= Information shown =
::::
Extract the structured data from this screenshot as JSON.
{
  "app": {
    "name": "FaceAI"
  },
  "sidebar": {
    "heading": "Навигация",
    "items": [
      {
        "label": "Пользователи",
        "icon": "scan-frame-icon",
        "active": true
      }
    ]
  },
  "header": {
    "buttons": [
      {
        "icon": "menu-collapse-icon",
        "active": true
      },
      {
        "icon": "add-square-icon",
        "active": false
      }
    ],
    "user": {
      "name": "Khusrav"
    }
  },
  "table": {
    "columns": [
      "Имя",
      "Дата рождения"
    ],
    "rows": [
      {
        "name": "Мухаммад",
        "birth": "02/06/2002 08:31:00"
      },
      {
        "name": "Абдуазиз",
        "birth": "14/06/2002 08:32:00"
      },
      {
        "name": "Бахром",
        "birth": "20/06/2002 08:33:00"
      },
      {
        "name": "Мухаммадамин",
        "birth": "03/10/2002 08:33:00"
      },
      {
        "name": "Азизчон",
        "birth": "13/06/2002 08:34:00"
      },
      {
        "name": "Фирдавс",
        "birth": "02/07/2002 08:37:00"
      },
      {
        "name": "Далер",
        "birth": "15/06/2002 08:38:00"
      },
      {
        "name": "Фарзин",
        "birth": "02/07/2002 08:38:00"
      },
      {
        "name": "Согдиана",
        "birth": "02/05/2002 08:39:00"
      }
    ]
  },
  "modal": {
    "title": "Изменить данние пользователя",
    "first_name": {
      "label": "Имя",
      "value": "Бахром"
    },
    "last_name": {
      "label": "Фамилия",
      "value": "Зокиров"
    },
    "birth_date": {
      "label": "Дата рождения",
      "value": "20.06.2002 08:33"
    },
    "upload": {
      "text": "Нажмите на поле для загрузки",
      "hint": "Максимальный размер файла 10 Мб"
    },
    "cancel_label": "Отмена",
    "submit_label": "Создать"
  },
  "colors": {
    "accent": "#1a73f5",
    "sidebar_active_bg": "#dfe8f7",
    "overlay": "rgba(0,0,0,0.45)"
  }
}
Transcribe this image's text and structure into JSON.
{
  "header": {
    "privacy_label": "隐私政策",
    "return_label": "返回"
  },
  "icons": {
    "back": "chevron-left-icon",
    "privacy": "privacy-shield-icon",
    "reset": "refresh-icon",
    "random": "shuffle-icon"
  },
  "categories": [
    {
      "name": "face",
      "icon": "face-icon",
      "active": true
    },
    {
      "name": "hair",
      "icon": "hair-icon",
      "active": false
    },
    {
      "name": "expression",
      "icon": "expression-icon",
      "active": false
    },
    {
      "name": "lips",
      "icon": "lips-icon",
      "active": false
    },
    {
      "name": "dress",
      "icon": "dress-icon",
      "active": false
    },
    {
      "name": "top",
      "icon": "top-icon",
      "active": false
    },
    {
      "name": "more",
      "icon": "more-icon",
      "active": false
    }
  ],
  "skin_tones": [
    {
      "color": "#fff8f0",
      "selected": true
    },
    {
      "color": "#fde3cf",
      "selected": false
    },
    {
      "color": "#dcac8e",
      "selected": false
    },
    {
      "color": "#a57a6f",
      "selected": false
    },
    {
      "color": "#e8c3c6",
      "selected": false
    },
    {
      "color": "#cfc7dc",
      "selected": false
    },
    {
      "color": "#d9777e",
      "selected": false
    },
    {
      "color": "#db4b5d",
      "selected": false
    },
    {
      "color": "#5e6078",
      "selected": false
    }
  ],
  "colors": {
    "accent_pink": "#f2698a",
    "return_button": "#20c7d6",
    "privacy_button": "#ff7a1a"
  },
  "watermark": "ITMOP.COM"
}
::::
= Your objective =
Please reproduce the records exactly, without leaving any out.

= Written response =
Extract the structured data from this screenshot as JSON.
{
  "app": {
    "name": "FaceAI"
  },
  "sidebar": {
    "heading": "Навигация",
    "items": [
      {
        "label": "Пользователи",
        "icon": "scan-frame-icon",
        "active": true
      }
    ]
  },
  "header": {
    "buttons": [
      {
        "icon": "menu-collapse-icon",
        "active": true
      },
      {
        "icon": "add-square-icon",
        "active": false
      }
    ],
    "user": {
      "name": "Khusrav"
    }
  },
  "table": {
    "columns": [
      "Имя",
      "Дата рождения"
    ],
    "rows": [
      {
        "name": "Мухаммад",
        "birth": "02/06/2002 08:31:00"
      },
      {
        "name": "Абдуазиз",
        "birth": "14/06/2002 08:32:00"
      },
      {
        "name": "Бахром",
        "birth": "20/06/2002 08:33:00"
      },
      {
        "name": "Мухаммадамин",
        "birth": "03/10/2002 08:33:00"
      },
      {
        "name": "Азизчон",
        "birth": "13/06/2002 08:34:00"
      },
      {
        "name": "Фирдавс",
        "birth": "02/07/2002 08:37:00"
      },
      {
        "name": "Далер",
        "birth": "15/06/2002 08:38:00"
      },
      {
        "name": "Фарзин",
        "birth": "02/07/2002 08:38:00"
      },
      {
        "name": "Согдиана",
        "birth": "02/05/2002 08:39:00"
      }
    ]
  },
  "modal": {
    "title": "Изменить данние пользователя",
    "first_name": {
      "label": "Имя",
      "value": "Бахром"
    },
    "last_name": {
      "label": "Фамилия",
      "value": "Зокиров"
    },
    "birth_date": {
      "label": "Дата рождения",
      "value": "20.06.2002 08:33"
    },
    "upload": {
      "text": "Нажмите на поле для загрузки",
      "hint": "Максимальный размер файла 10 Мб"
    },
    "cancel_label": "Отмена",
    "submit_label": "Создать"
  },
  "colors": {
    "accent": "#1a73f5",
    "sidebar_active_bg": "#dfe8f7",
    "overlay": "rgba(0,0,0,0.45)"
  }
}
Transcribe this image's text and structure into JSON.
{
  "header": {
    "privacy_label": "隐私政策",
    "return_label": "返回"
  },
  "icons": {
    "back": "chevron-left-icon",
    "privacy": "privacy-shield-icon",
    "reset": "refresh-icon",
    "random": "shuffle-icon"
  },
  "categories": [
    {
      "name": "face",
      "icon": "face-icon",
      "active": true
    },
    {
      "name": "hair",
      "icon": "hair-icon",
      "active": false
    },
    {
      "name": "expression",
      "icon": "expression-icon",
      "active": false
    },
    {
      "name": "lips",
      "icon": "lips-icon",
      "active": false
    },
    {
      "name": "dress",
      "icon": "dress-icon",
      "active": false
    },
    {
      "name": "top",
      "icon": "top-icon",
      "active": false
    },
    {
      "name": "more",
      "icon": "more-icon",
      "active": false
    }
  ],
  "skin_tones": [
    {
      "color": "#fff8f0",
      "selected": true
    },
    {
      "color": "#fde3cf",
      "selected": false
    },
    {
      "color": "#dcac8e",
      "selected": false
    },
    {
      "color": "#a57a6f",
      "selected": false
    },
    {
      "color": "#e8c3c6",
      "selected": false
    },
    {
      "color": "#cfc7dc",
      "selected": false
    },
    {
      "color": "#d9777e",
      "selected": false
    },
    {
      "color": "#db4b5d",
      "selected": false
    },
    {
      "color": "#5e6078",
      "selected": false
    }
  ],
  "colors": {
    "accent_pink": "#f2698a",
    "return_button": "#20c7d6",
    "privacy_button": "#ff7a1a"
  },
  "watermark": "ITMOP.COM"
}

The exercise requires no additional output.